Natural gasoline at Mont Belvieu, Texas, last week posted its highest price since June 2015—a 28-month stretch—as the hub’s composite NGL barrel (bbl) extended its stay above $30 to five weeks.

While last week’s price of $31.76/bbl was only the third-highest for the year, the five-week rally represented the longest maintenance of the $30-plus price level since late November 2014, when the lowering tide of the down-cycle was sinking all NGL boats. At Conway, Kan., the barrel remained above $30 for two consecutive weeks for the first time since February.

In its quarterly report, Jefferies credited the after-effects of Hurricane Harvey for third-quarter NGL price spikes and contemplated the potential of a price surge for propane if forecasts for a chillier winter come through in the Northeast and mid-Atlantic states.

Jefferies focused on propane supply, which was the shortest in inventory days during July since at least 2000. July stockpiles of 64.1 million barrels, Jefferies said, were about 34% below the five-year average. The July figure was significantly above the July 2013 stockpile of 55.3 million barrels, but the analysts noted that sharply higher domestic consumption and exports brought the inventory days down to only 38.4.

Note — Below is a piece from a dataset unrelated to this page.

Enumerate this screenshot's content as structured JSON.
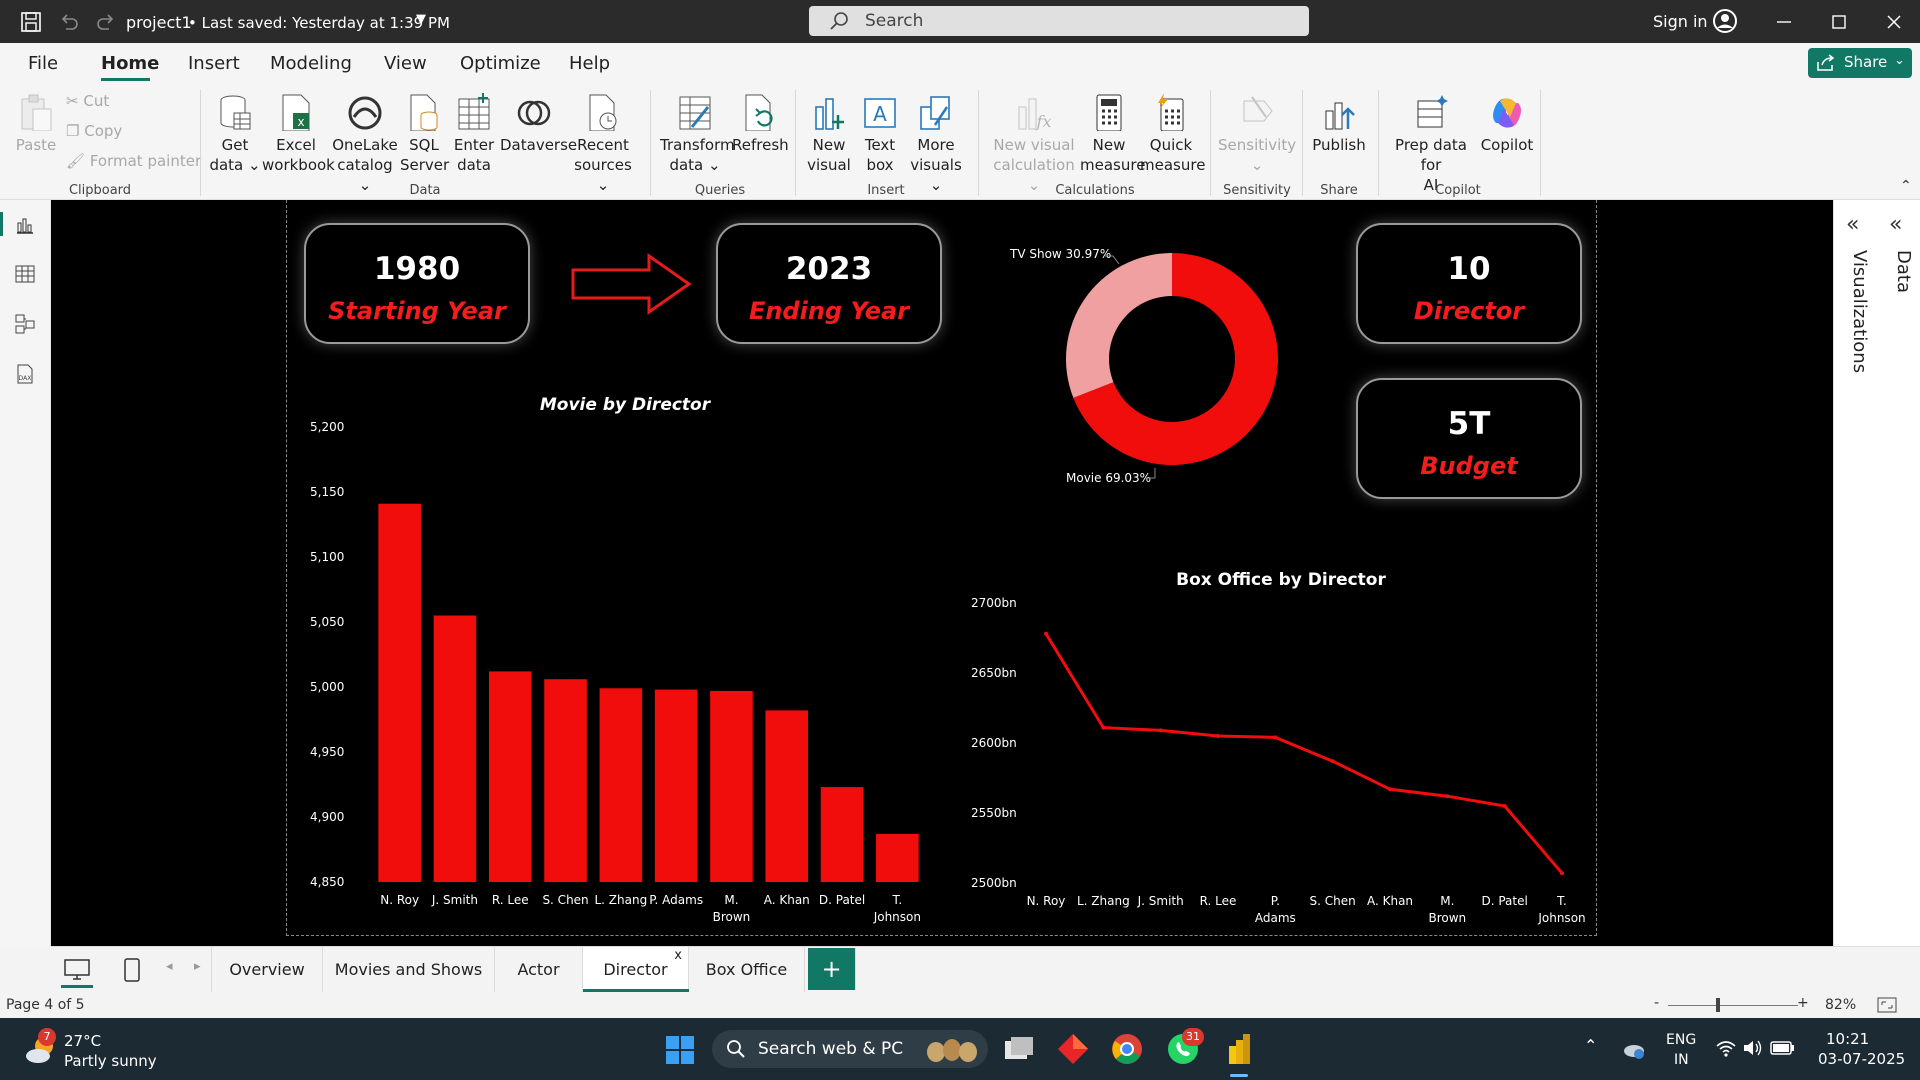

Propane had little price movement at either hub in the last week but still registered among the highest weekly averages of the year, and was 61% above the year-ago price at Mont Belvieu and 62.5% higher at Conway.

Ethane remains the most oversupplied NGL, Jefferies said, with a 34.6-day July inventory that was 31% above the five-year average. The analysts noted that butane and C5+ were also oversupplied, but below historical norms.

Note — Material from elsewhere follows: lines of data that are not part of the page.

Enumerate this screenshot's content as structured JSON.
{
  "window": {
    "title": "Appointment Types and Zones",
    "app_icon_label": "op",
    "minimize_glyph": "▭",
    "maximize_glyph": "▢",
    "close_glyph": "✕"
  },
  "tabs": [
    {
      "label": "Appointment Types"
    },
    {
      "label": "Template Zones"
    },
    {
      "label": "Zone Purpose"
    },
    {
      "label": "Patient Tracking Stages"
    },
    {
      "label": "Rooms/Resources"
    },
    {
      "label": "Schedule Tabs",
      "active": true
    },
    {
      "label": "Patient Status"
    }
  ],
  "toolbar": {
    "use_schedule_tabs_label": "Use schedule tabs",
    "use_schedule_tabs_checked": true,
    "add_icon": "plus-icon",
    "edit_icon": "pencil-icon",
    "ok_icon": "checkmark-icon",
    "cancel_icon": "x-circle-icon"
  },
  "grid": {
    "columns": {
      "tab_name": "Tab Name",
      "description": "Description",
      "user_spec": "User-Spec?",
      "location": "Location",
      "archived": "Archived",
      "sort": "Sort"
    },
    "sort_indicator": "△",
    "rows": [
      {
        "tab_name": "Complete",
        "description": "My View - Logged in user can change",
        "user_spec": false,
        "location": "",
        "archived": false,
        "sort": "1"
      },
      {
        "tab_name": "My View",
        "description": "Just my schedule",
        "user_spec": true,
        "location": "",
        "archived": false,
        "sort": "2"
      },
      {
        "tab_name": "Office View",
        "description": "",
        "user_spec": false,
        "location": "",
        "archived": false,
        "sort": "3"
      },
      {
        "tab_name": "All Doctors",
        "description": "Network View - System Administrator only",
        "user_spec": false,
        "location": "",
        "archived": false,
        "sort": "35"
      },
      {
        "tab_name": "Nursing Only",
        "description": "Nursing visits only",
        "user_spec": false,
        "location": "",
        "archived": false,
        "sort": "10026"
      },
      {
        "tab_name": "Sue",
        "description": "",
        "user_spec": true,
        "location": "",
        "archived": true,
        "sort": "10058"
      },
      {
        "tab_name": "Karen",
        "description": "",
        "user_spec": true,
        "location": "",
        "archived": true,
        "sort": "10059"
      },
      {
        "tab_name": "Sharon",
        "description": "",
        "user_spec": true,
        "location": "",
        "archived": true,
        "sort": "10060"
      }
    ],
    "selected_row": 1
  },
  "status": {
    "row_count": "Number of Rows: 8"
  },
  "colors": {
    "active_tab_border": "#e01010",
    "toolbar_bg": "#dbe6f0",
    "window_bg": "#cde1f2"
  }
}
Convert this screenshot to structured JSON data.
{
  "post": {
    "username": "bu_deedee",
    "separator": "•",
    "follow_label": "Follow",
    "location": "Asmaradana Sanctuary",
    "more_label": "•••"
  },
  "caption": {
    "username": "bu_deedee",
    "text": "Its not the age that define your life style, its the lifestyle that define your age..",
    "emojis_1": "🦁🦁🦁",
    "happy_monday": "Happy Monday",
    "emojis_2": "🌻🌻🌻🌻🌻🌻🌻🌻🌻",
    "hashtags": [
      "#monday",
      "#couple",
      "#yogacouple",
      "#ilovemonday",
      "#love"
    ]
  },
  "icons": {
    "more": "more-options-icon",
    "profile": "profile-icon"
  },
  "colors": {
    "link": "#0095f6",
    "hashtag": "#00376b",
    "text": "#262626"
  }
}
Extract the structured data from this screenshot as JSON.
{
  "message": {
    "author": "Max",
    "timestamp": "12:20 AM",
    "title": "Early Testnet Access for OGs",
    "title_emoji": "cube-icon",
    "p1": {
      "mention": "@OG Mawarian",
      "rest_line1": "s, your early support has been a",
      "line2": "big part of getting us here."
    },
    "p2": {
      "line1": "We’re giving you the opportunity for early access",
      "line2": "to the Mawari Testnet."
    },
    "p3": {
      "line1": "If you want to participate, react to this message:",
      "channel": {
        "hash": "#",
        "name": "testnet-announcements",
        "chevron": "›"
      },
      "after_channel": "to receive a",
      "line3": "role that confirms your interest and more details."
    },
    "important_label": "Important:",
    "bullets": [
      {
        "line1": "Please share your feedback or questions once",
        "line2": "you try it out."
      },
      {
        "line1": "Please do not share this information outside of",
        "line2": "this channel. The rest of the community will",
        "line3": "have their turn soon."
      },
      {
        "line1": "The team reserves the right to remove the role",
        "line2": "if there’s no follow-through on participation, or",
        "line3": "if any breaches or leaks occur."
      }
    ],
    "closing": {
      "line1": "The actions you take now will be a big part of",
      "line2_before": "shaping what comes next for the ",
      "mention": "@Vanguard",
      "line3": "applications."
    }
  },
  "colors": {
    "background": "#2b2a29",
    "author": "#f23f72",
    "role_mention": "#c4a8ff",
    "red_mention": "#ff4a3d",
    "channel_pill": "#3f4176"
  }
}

Ethane’s price has been stagnant since Harvey damaged numerous ethylene plants. Despite last week’s increase, the price at Conway was still 21.7% below the pre-Harvey August peak. Ethane returned to its pre-Harvey price in September but has slipped for three straight weeks.

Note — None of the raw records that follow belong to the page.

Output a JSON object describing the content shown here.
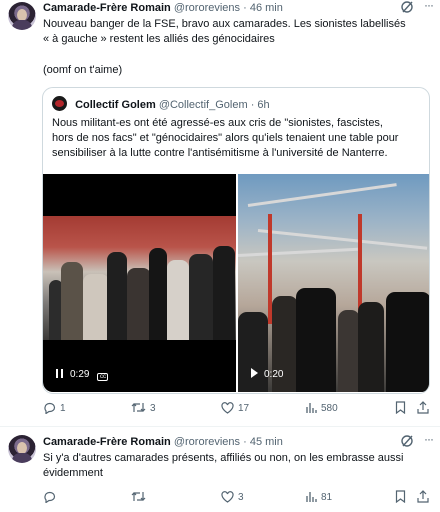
{
  "tweets": [
    {
      "author_name": "Camarade-Frère Romain",
      "author_handle": "@rororeviens",
      "time": "46 min",
      "text_line1": "Nouveau banger de la FSE, bravo aux camarades. Les sionistes labellisés",
      "text_line2": "« à gauche » restent les alliés des génocidaires",
      "text_line3": "(oomf on t'aime)",
      "quote": {
        "author_name": "Collectif Golem",
        "author_handle": "@Collectif_Golem",
        "time": "6h",
        "text_line1": "Nous militant-es ont été agressé-es aux cris de \"sionistes, fascistes,",
        "text_line2": "hors de nos facs\" et \"génocidaires\" alors qu'iels tenaient une table pour",
        "text_line3": "sensibiliser à la lutte contre l'antisémitisme à l'université de Nanterre.",
        "videos": [
          {
            "duration": "0:29",
            "state": "pause",
            "captions": true
          },
          {
            "duration": "0:20",
            "state": "play",
            "captions": false
          }
        ]
      },
      "stats": {
        "replies": "1",
        "reposts": "3",
        "likes": "17",
        "views": "580"
      }
    },
    {
      "author_name": "Camarade-Frère Romain",
      "author_handle": "@rororeviens",
      "time": "45 min",
      "text_line1": "Si y'a d'autres camarades présents, affiliés ou non, on les embrasse aussi",
      "text_line2": "évidemment",
      "stats": {
        "replies": "",
        "reposts": "",
        "likes": "3",
        "views": "81"
      }
    }
  ],
  "colors": {
    "text": "#0f1419",
    "secondary": "#536471",
    "border": "#cfd9de"
  },
  "icons": [
    "grok-icon",
    "more-icon",
    "reply-icon",
    "repost-icon",
    "like-icon",
    "views-icon",
    "bookmark-icon",
    "share-icon",
    "pause-icon",
    "play-icon",
    "captions-icon"
  ]
}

The Plastics Exchange reported that markets were sluggish, with ethylene trading down 2 cents per pound. En*Vantage said it expects ethane to remain in its current trading range until damaged plants are able to return to operations in November. Compared to a year ago, ethane was a touch above at Mont Belvieu and 19.2% below at Conway.

Domestic demand for butane, Jefferies said, is slightly behind year-to-date demand in 2016. The price, of course, is way ahead (38.4% last week at Mont Belvieu and 41.8% at Conway). That is because exports have ramped up—an all-time average high of 180,000 bbl/d was set in March and substantial monthly year-over-year increases were recorded in June and July.

“...[W]e forecast butane prices in 2018 to average 90 cents/gal as exports continue to provide incremental demand and crude oil prices modestly recover,” Jefferies said.

Storage of natural gas in the Lower 48 increased by 51 billion cubic feet (Bcf) in the week ended Oct. 13, the U.S. Energy Information Administration reported, below the Bloomberg consensus of 54 Bcf and the 2016 increase of 77 Bcf. It is also below the five-year average increase of 78 Bcf and resulted in a total of 3.646 trillion cubic feet (Tcf). The figure is 4.7% below the 3.825 Tcf figure at the same time in 2016 and 1% below the five-year average of 3.681 Tcf.

Joseph Markman can be reached at and @JHMarkman.